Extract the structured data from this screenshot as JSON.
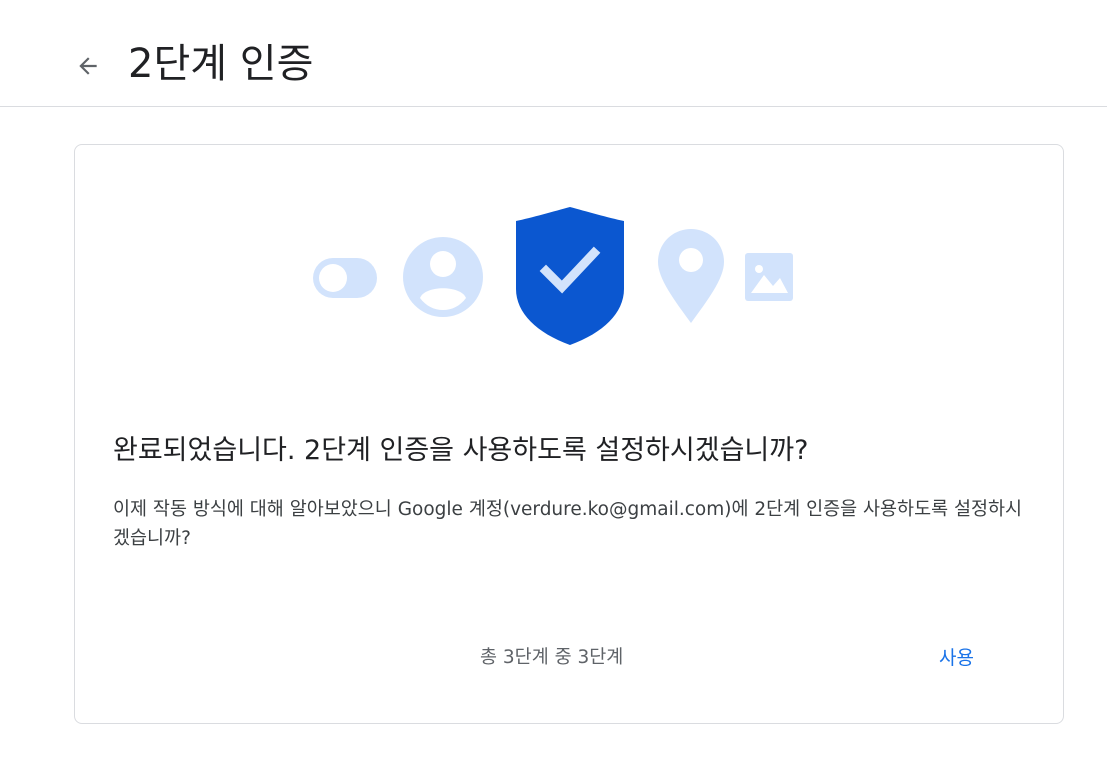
{
  "header": {
    "title": "2단계 인증"
  },
  "card": {
    "heading": "완료되었습니다. 2단계 인증을 사용하도록 설정하시겠습니까?",
    "description": "이제 작동 방식에 대해 알아보았으니 Google 계정(verdure.ko@gmail.com)에 2단계 인증을 사용하도록 설정하시겠습니까?",
    "step_indicator": "총 3단계 중 3단계",
    "enable_button": "사용"
  },
  "illustration": {
    "icons": [
      "toggle-icon",
      "account-icon",
      "shield-check-icon",
      "location-pin-icon",
      "image-icon"
    ]
  },
  "colors": {
    "accent": "#1a73e8",
    "shield": "#0b57d0",
    "icon_light": "#d2e3fc"
  }
}
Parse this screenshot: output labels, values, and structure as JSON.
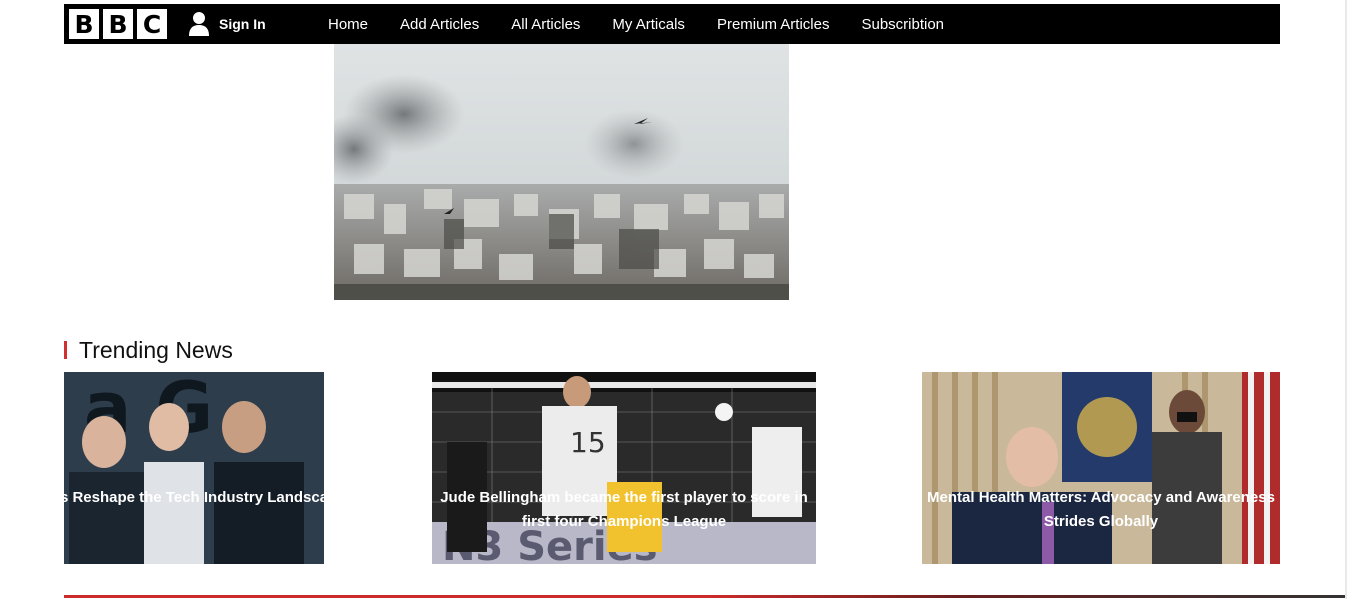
{
  "brand": {
    "logo_letters": [
      "B",
      "B",
      "C"
    ]
  },
  "auth": {
    "signin_label": "Sign In"
  },
  "nav": {
    "items": [
      {
        "label": "Home"
      },
      {
        "label": "Add Articles"
      },
      {
        "label": "All Articles"
      },
      {
        "label": "My Articals"
      },
      {
        "label": "Premium Articles"
      },
      {
        "label": "Subscribtion"
      }
    ]
  },
  "trending": {
    "title": "Trending News",
    "cards": [
      {
        "caption": "s Reshape the Tech Industry Landsca"
      },
      {
        "caption": "Jude Bellingham became the first player to score in first four Champions League"
      },
      {
        "caption": "Mental Health Matters: Advocacy and Awareness Strides Globally"
      }
    ]
  },
  "colors": {
    "navbar": "#000000",
    "accent": "#d32f2f",
    "text": "#111111"
  }
}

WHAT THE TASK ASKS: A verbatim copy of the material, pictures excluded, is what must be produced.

TASK RESPONSE:
Extract the structured data from this screenshot as JSON.
{
  "header": {
    "title": "2단계 인증"
  },
  "card": {
    "heading": "완료되었습니다. 2단계 인증을 사용하도록 설정하시겠습니까?",
    "description": "이제 작동 방식에 대해 알아보았으니 Google 계정(verdure.ko@gmail.com)에 2단계 인증을 사용하도록 설정하시겠습니까?",
    "step_indicator": "총 3단계 중 3단계",
    "enable_button": "사용"
  },
  "illustration": {
    "icons": [
      "toggle-icon",
      "account-icon",
      "shield-check-icon",
      "location-pin-icon",
      "image-icon"
    ]
  },
  "colors": {
    "accent": "#1a73e8",
    "shield": "#0b57d0",
    "icon_light": "#d2e3fc"
  }
}
Parse this screenshot: output labels, values, and structure as JSON.
{
  "brand": {
    "logo_letters": [
      "B",
      "B",
      "C"
    ]
  },
  "auth": {
    "signin_label": "Sign In"
  },
  "nav": {
    "items": [
      {
        "label": "Home"
      },
      {
        "label": "Add Articles"
      },
      {
        "label": "All Articles"
      },
      {
        "label": "My Articals"
      },
      {
        "label": "Premium Articles"
      },
      {
        "label": "Subscribtion"
      }
    ]
  },
  "trending": {
    "title": "Trending News",
    "cards": [
      {
        "caption": "s Reshape the Tech Industry Landsca"
      },
      {
        "caption": "Jude Bellingham became the first player to score in first four Champions League"
      },
      {
        "caption": "Mental Health Matters: Advocacy and Awareness Strides Globally"
      }
    ]
  },
  "colors": {
    "navbar": "#000000",
    "accent": "#d32f2f",
    "text": "#111111"
  }
}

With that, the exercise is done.